   I need to keep two things in mind (and those of you who go through this do as well). One, Donald J. Sinta is one of the greatest saxophonists ever to pick up the instrument; regardless of genre. The man is a straight up virtuoso. Second, I have no idea how many takes were needed to put this recording together, how many times they spliced in phrases to make them cleaner, and how the recording was put together. There are no perfect performances and had I ever heard him play the thing live I bet he would have had a small gaffe or two. He's great, not perfect.
   I once heard of a famous trumpet player who put out a CD with an equally famous conductor conducting an equally famous wind ensemble. I'm not listing the name because I've never confirmed what I heard to be true. According to what I heard, the recording (which is FLAWLESS) was recorded as little as two measures at a time. Perfection comes much easier when it only needs to be perfect for two measures....just saying...

  What's the moral here? Use recordings for inspiration, interpretive ideas, and getting wonderful sounds in your ear. They shouldn't be, however, the reference for how your live performance should sound. If you treat them as such, you will ALWAYS fall short and never be happy with a great but imperfect performance. Remember that the audience doesn't have a score in front of them. Give performances that make up for imperfection with passion and inspiration. Great doesn't mean perfect.

Ok, back to practicing.

Saturday, September 10, 2016

Ye Olde Music Major and the Self Fulfilling Prophecy

That's kinda sounds Harry Potterish...

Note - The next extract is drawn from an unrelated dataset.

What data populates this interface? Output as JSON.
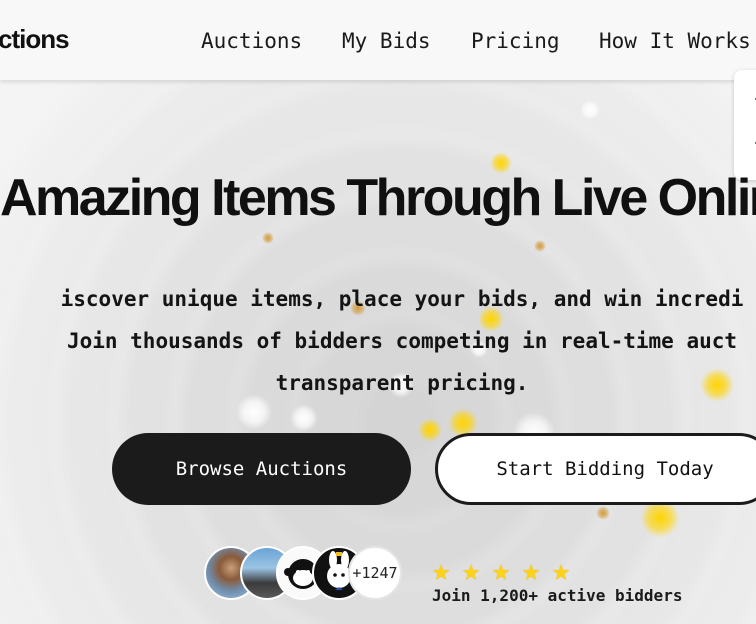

   Greetings from college where I'm preparing a senior recital. Two of the pieces, the Ingolf Dahl Concerto and Youshimatsu's Fuzzy Bird Sonata both have very rapid, heavily articulated passages and the Youshimastu has slap tonging as well. This has made me cringe a bit all summer because I'm not very skilled at slap tonging and rapid articulation is an area where I could use some improvement. More on this in a minute (I had another one of my self reflective moments in my lesson this morning).

   I gave a lesson yesterday to a ninth grade student named Abigail. Abigail is one of my favorites because she has a great attitude and a rare work ethic. She works HARD. I decided that since she was going to see Ferling etudes for the next four years of our all region band auditions, I might as well get her started on the etudes. She's ready. She'll learn and grow from working on them. As I opened the book for the first time I watch her eyes get very large. I said "What's wrong?" to which she replied "So many 16th notes!". I asked her what was so bad about 16th notes and she said what most young students would say- "They're FAST!!".
   I explained to Abigail that the 16th note is a measurement of rhythm, not time. She didn't get it at first until I had her play the first two measures of Ferling #2 at 35 beats per minute. I asked her if they were still fast and she said 'well, no.'. At that tempo she (of course) had little difficulty making it through the first few systems of the etude.
   You see, there's a self fulfilling prophecy here. If we begin work on a passage thinking "Oh man, this is going to be HARD!", we'll be right....100% of the time. If we say 'Ok, let's begin slowly and work this out.', it might take a bit of time but it's so much easier than banging our heads against the proverbial wall because we believed something was hard going in.
    Back to my articulation issues- you see, it isn't just younger students who go through this. In my situation, I simply have to remind myself that there are just techniques that I haven't mastered....yet. Slow, diligent, and consistent work will correct that.

Go in to the practice room with the confidence that if you start slowly, practice in a matter that is smart and consistent and be content with the fact that progress takes time....then NOTHING is impossible.

Be Smart.
Be Confident.
Get it done.